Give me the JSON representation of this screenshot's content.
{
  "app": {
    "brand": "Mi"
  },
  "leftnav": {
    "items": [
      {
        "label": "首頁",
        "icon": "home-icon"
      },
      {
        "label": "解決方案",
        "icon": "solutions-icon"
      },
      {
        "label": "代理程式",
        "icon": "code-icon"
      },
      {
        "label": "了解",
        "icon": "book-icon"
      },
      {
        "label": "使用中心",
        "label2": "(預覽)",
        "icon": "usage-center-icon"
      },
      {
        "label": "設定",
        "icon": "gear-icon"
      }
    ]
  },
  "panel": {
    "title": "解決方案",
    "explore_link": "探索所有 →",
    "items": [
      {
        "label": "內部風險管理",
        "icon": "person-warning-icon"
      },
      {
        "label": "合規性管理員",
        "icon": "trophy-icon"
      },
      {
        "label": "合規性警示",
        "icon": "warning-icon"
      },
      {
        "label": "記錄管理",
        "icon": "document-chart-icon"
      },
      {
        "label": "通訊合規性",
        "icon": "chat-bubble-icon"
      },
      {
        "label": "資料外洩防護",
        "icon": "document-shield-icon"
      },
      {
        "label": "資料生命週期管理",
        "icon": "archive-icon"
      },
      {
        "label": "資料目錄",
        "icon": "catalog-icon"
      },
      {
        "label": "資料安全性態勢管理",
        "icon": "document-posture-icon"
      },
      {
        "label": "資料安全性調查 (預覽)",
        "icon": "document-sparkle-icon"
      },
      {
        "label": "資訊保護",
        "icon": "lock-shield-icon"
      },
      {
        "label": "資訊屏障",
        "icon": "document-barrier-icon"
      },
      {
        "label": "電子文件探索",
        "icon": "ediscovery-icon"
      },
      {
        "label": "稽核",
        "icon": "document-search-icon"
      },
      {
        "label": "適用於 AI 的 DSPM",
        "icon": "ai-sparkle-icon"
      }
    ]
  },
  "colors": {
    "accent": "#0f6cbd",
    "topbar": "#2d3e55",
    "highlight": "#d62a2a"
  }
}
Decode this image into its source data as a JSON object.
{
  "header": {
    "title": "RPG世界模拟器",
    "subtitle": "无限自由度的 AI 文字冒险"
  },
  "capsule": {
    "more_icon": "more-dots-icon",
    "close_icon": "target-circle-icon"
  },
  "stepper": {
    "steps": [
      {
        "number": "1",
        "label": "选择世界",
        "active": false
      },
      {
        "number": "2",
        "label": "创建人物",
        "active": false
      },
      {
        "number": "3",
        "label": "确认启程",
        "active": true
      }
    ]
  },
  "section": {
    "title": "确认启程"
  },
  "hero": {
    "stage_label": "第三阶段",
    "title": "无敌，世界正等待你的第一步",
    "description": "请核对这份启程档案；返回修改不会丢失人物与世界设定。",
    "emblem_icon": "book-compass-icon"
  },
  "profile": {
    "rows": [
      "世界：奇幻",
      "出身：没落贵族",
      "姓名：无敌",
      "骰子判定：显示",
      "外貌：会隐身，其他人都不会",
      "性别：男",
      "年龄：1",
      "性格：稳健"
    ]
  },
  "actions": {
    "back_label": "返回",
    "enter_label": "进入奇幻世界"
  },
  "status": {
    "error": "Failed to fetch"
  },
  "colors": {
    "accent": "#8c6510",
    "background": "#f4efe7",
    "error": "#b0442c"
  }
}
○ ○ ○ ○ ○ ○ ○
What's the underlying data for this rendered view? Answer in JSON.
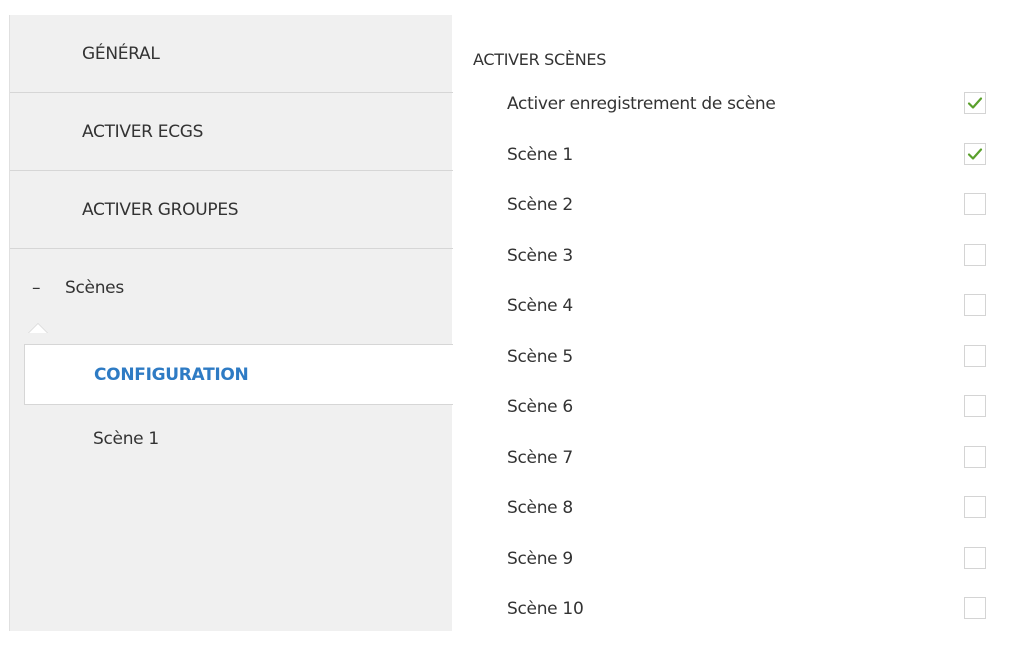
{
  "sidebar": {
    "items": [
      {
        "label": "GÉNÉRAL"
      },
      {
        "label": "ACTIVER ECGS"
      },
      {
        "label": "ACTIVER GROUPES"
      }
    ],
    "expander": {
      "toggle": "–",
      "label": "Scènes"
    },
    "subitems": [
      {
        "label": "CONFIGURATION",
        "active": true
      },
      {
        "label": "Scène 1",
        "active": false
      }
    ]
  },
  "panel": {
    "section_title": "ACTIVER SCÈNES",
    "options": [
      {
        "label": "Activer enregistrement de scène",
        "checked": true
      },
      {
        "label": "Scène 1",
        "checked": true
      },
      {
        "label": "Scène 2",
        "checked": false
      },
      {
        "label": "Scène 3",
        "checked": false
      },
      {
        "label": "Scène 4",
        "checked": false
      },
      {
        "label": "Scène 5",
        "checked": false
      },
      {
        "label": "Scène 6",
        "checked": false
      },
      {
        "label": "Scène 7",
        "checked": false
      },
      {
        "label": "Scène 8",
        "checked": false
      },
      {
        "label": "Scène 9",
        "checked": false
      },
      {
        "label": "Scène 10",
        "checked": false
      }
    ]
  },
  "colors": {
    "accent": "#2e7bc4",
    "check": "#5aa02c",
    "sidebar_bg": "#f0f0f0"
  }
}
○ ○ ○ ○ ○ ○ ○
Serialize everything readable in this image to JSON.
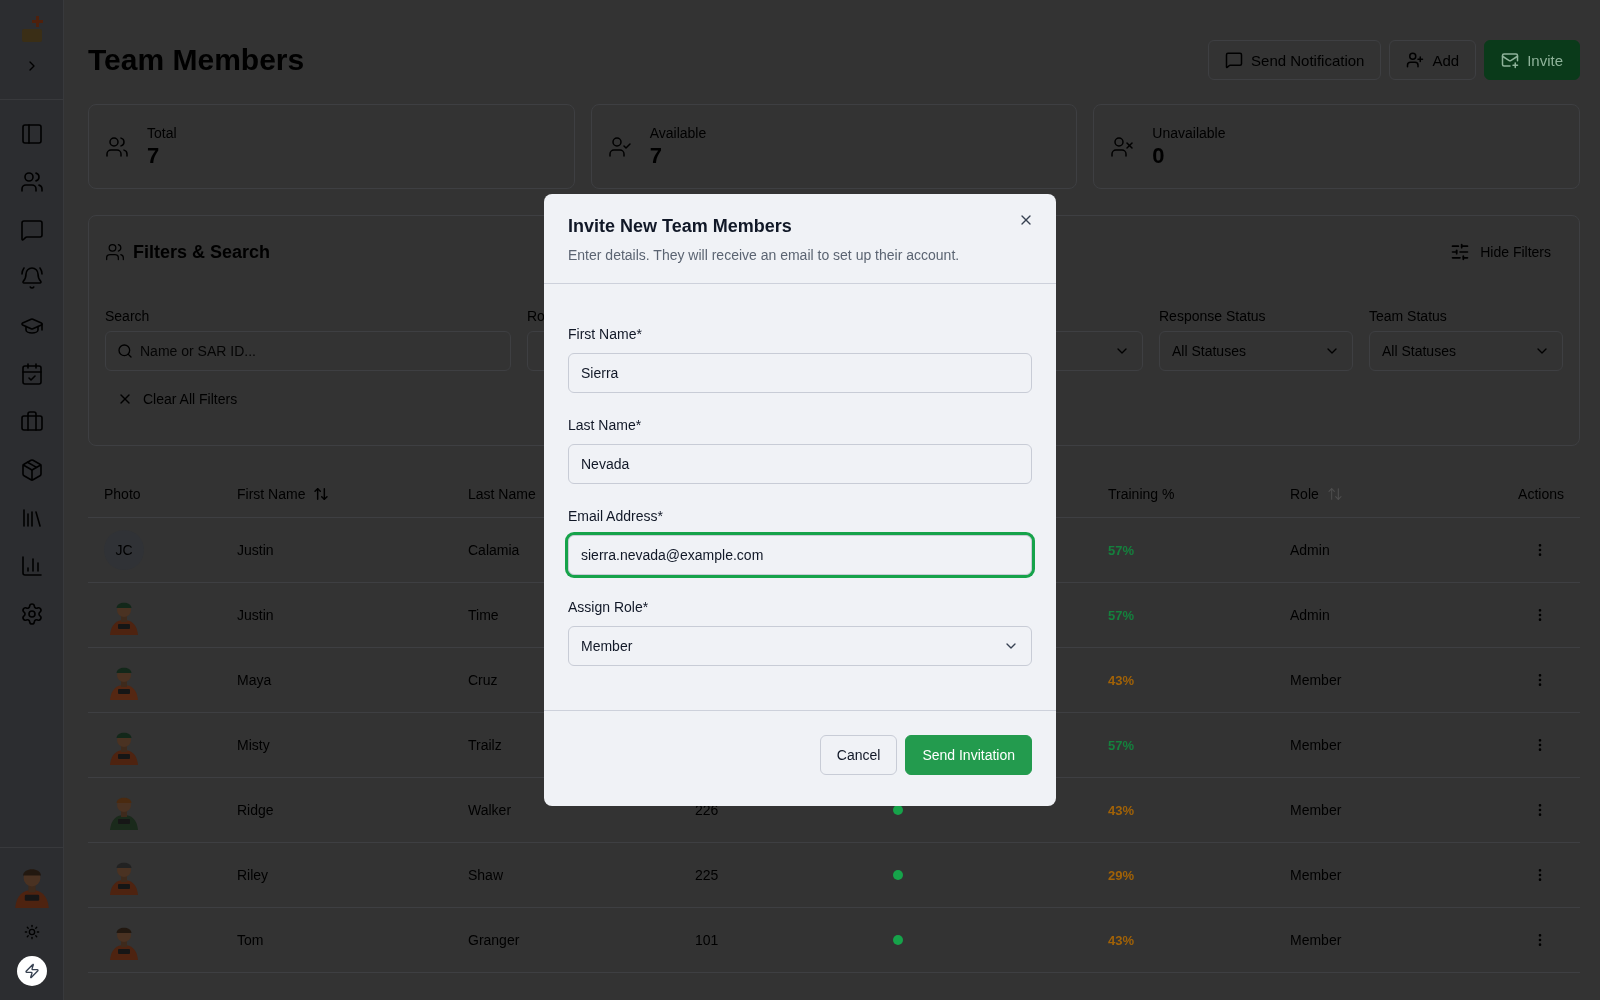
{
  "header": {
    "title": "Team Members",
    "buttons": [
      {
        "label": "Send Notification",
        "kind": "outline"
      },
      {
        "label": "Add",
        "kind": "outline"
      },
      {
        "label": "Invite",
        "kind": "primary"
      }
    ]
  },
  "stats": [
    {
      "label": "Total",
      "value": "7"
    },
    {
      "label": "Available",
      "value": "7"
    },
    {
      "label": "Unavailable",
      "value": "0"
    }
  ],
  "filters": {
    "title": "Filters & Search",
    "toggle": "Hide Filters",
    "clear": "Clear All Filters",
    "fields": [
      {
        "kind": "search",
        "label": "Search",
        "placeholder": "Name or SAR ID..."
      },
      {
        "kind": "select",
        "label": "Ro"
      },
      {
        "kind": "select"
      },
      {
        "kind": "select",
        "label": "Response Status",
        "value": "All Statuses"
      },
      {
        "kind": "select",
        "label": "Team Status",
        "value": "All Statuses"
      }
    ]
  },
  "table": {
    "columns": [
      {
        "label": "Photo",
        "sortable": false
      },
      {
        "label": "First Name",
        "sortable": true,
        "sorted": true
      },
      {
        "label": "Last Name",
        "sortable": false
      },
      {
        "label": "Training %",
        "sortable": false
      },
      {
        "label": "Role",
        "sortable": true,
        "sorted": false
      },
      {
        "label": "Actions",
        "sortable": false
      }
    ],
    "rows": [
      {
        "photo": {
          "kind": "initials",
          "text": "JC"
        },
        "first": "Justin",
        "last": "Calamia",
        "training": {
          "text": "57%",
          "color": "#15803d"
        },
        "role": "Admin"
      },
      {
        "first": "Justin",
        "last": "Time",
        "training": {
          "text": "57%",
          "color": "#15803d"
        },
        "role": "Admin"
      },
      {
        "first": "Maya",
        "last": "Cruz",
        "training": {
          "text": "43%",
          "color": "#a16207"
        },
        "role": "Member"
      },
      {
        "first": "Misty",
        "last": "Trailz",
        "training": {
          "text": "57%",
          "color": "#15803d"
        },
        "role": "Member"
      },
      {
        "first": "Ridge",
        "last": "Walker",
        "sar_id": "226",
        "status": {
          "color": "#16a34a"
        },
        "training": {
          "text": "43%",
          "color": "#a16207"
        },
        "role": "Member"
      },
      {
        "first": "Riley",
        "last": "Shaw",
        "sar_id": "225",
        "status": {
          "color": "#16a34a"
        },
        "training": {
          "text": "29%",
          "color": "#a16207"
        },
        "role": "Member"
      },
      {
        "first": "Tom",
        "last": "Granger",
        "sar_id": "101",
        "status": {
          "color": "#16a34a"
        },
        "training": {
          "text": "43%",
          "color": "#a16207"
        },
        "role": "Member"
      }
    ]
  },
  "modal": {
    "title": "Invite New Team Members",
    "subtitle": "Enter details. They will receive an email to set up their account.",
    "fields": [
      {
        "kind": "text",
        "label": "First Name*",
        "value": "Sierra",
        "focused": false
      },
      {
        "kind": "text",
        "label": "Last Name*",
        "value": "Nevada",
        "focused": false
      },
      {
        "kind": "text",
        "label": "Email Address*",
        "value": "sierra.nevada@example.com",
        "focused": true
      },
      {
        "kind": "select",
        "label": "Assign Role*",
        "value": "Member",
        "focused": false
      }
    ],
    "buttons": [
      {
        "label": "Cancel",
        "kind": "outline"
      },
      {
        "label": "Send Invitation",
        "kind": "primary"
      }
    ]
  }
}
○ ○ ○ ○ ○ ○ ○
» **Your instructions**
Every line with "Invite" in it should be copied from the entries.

» **Completed task**
        "label": "Invite",
    "title": "Invite New Team Members",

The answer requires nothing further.